:: DATA SUPPLIED ::

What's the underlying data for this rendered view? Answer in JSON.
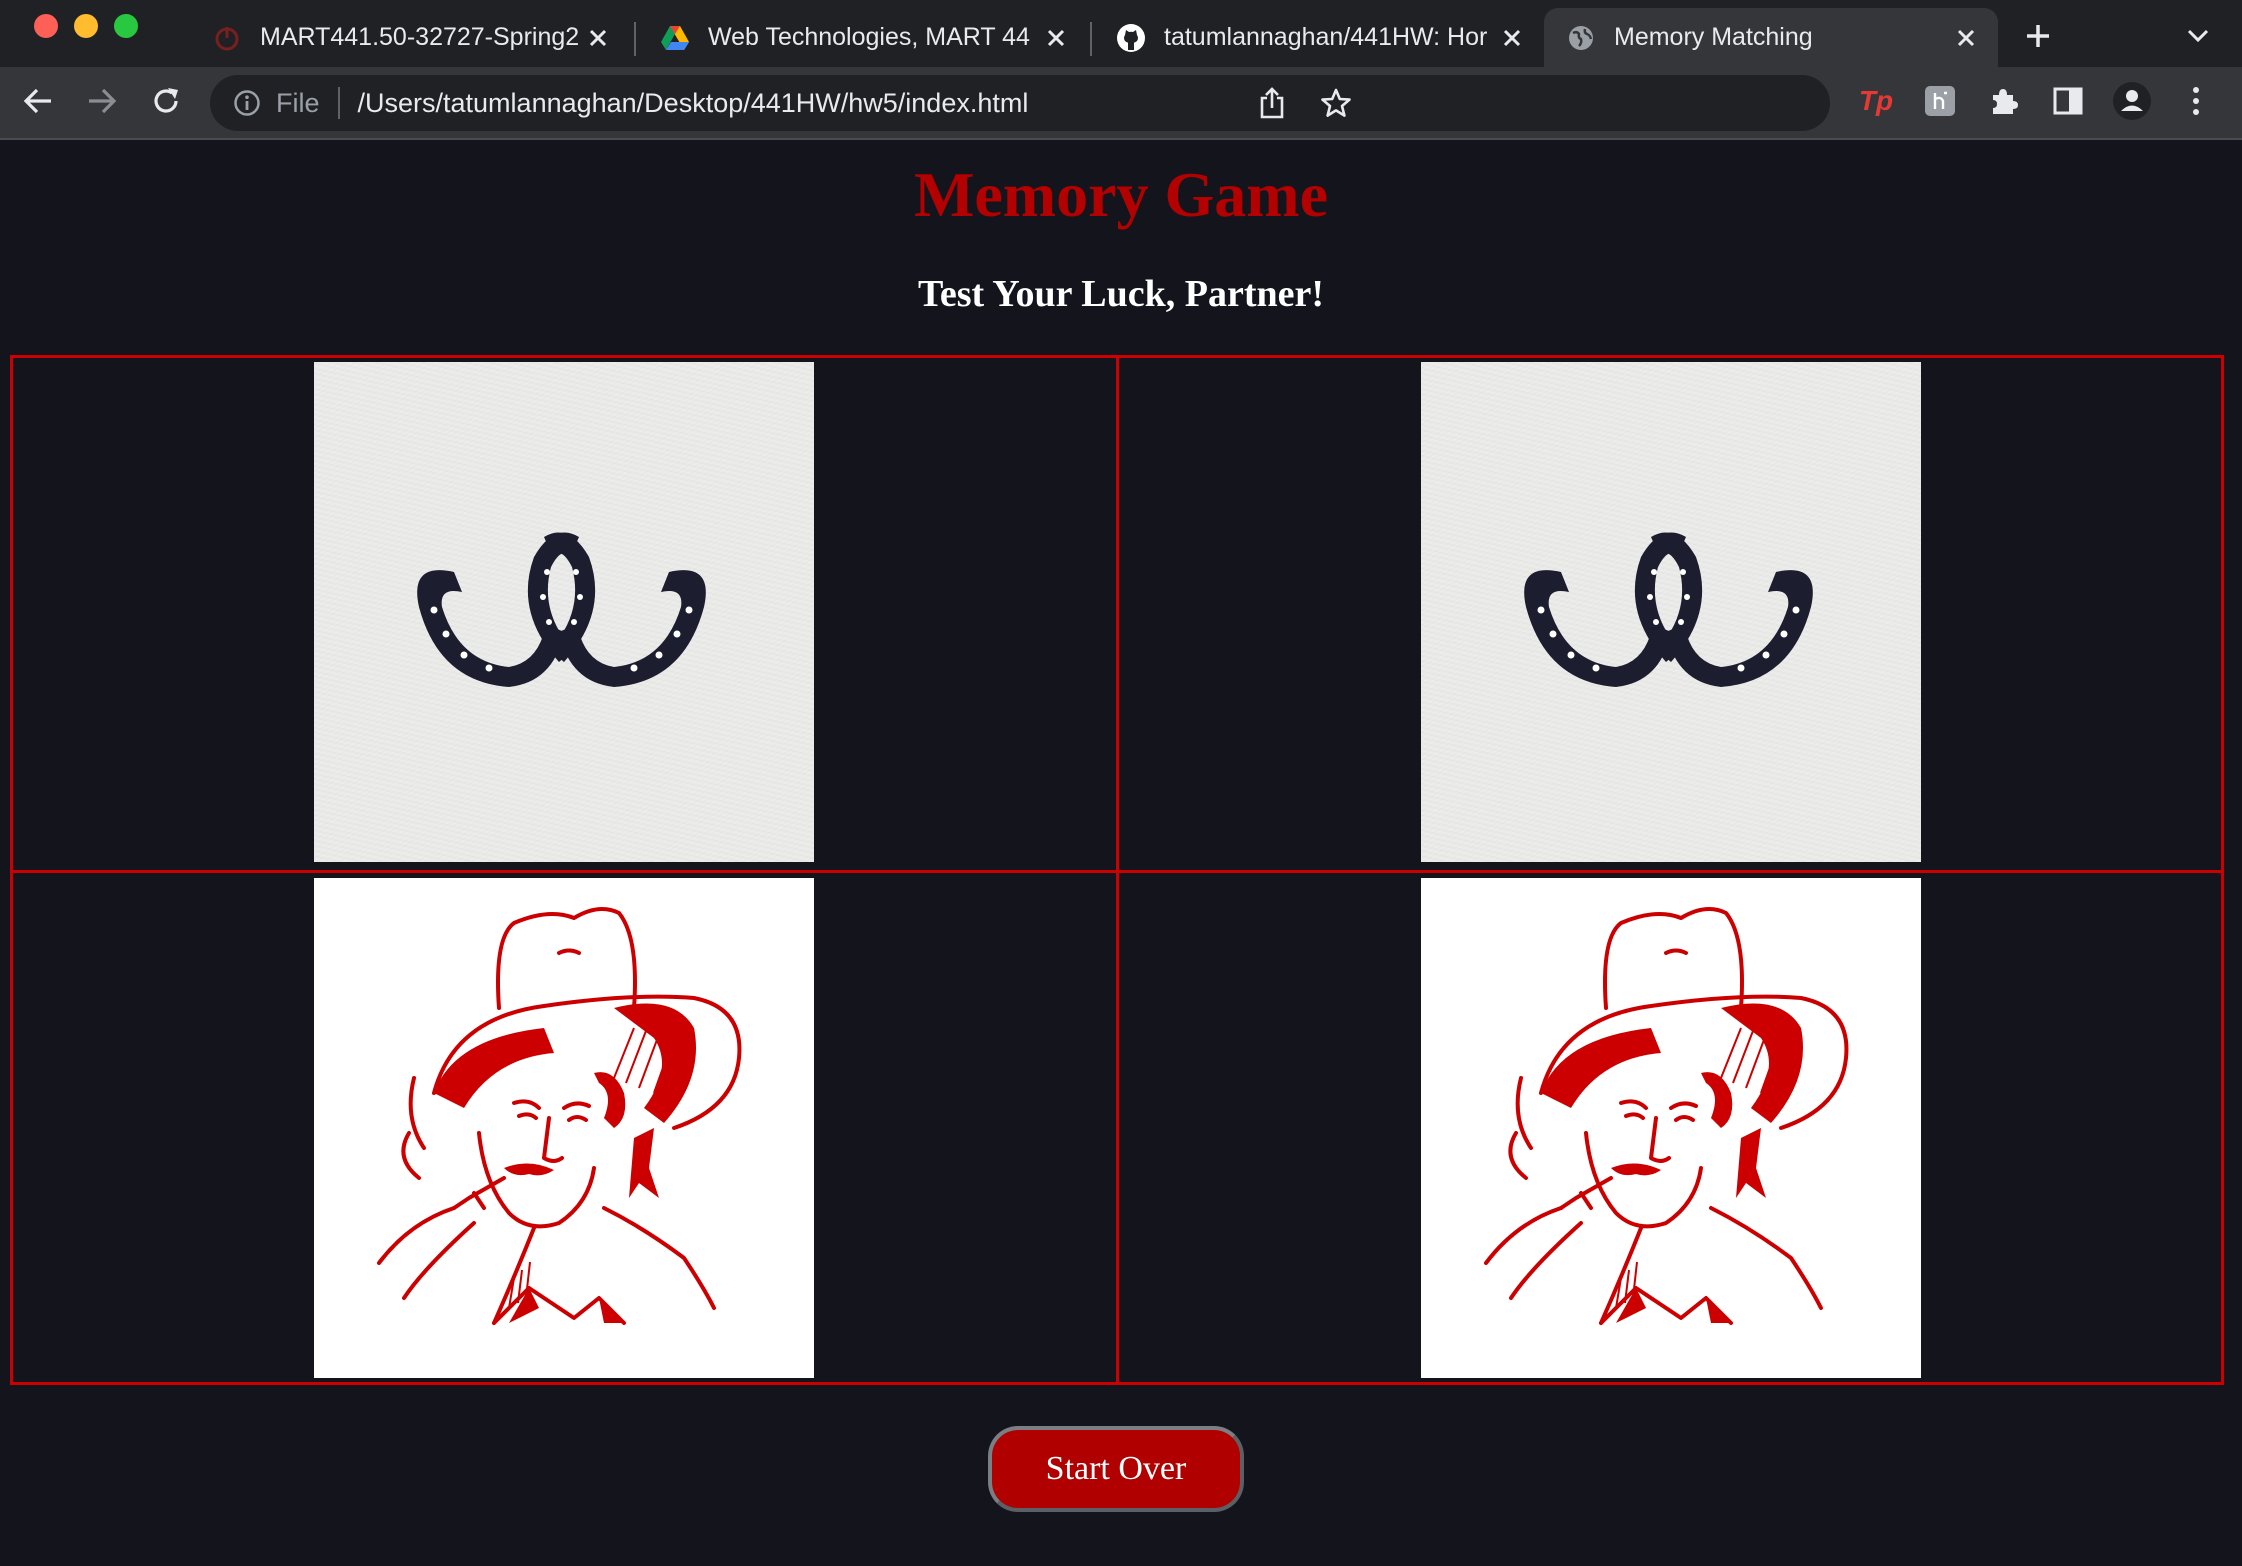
{
  "browser": {
    "tabs": [
      {
        "title": "MART441.50-32727-Spring2",
        "favicon": "power-icon",
        "active": false
      },
      {
        "title": "Web Technologies, MART 44",
        "favicon": "google-drive-icon",
        "active": false
      },
      {
        "title": "tatumlannaghan/441HW: Hor",
        "favicon": "github-icon",
        "active": false
      },
      {
        "title": "Memory Matching",
        "favicon": "globe-icon",
        "active": true
      }
    ],
    "address_bar": {
      "scheme_label": "File",
      "url": "/Users/tatumlannaghan/Desktop/441HW/hw5/index.html"
    },
    "extension_tp_label": "Tp"
  },
  "page": {
    "title": "Memory Game",
    "subtitle": "Test Your Luck, Partner!",
    "cards": [
      {
        "image": "horseshoes-icon",
        "background": "paper"
      },
      {
        "image": "horseshoes-icon",
        "background": "paper"
      },
      {
        "image": "cowboy-icon",
        "background": "white"
      },
      {
        "image": "cowboy-icon",
        "background": "white"
      }
    ],
    "start_over_label": "Start Over"
  },
  "colors": {
    "page_background": "#14151c",
    "accent_red": "#b30000",
    "grid_border": "#cc0000",
    "ink_navy": "#1c1d2e"
  }
}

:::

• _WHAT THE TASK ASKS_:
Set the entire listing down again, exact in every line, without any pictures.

• _ANSWER AREA_:
What's the underlying data for this rendered view? Answer in JSON.
{
  "browser": {
    "tabs": [
      {
        "title": "MART441.50-32727-Spring2",
        "favicon": "power-icon",
        "active": false
      },
      {
        "title": "Web Technologies, MART 44",
        "favicon": "google-drive-icon",
        "active": false
      },
      {
        "title": "tatumlannaghan/441HW: Hor",
        "favicon": "github-icon",
        "active": false
      },
      {
        "title": "Memory Matching",
        "favicon": "globe-icon",
        "active": true
      }
    ],
    "address_bar": {
      "scheme_label": "File",
      "url": "/Users/tatumlannaghan/Desktop/441HW/hw5/index.html"
    },
    "extension_tp_label": "Tp"
  },
  "page": {
    "title": "Memory Game",
    "subtitle": "Test Your Luck, Partner!",
    "cards": [
      {
        "image": "horseshoes-icon",
        "background": "paper"
      },
      {
        "image": "horseshoes-icon",
        "background": "paper"
      },
      {
        "image": "cowboy-icon",
        "background": "white"
      },
      {
        "image": "cowboy-icon",
        "background": "white"
      }
    ],
    "start_over_label": "Start Over"
  },
  "colors": {
    "page_background": "#14151c",
    "accent_red": "#b30000",
    "grid_border": "#cc0000",
    "ink_navy": "#1c1d2e"
  }
}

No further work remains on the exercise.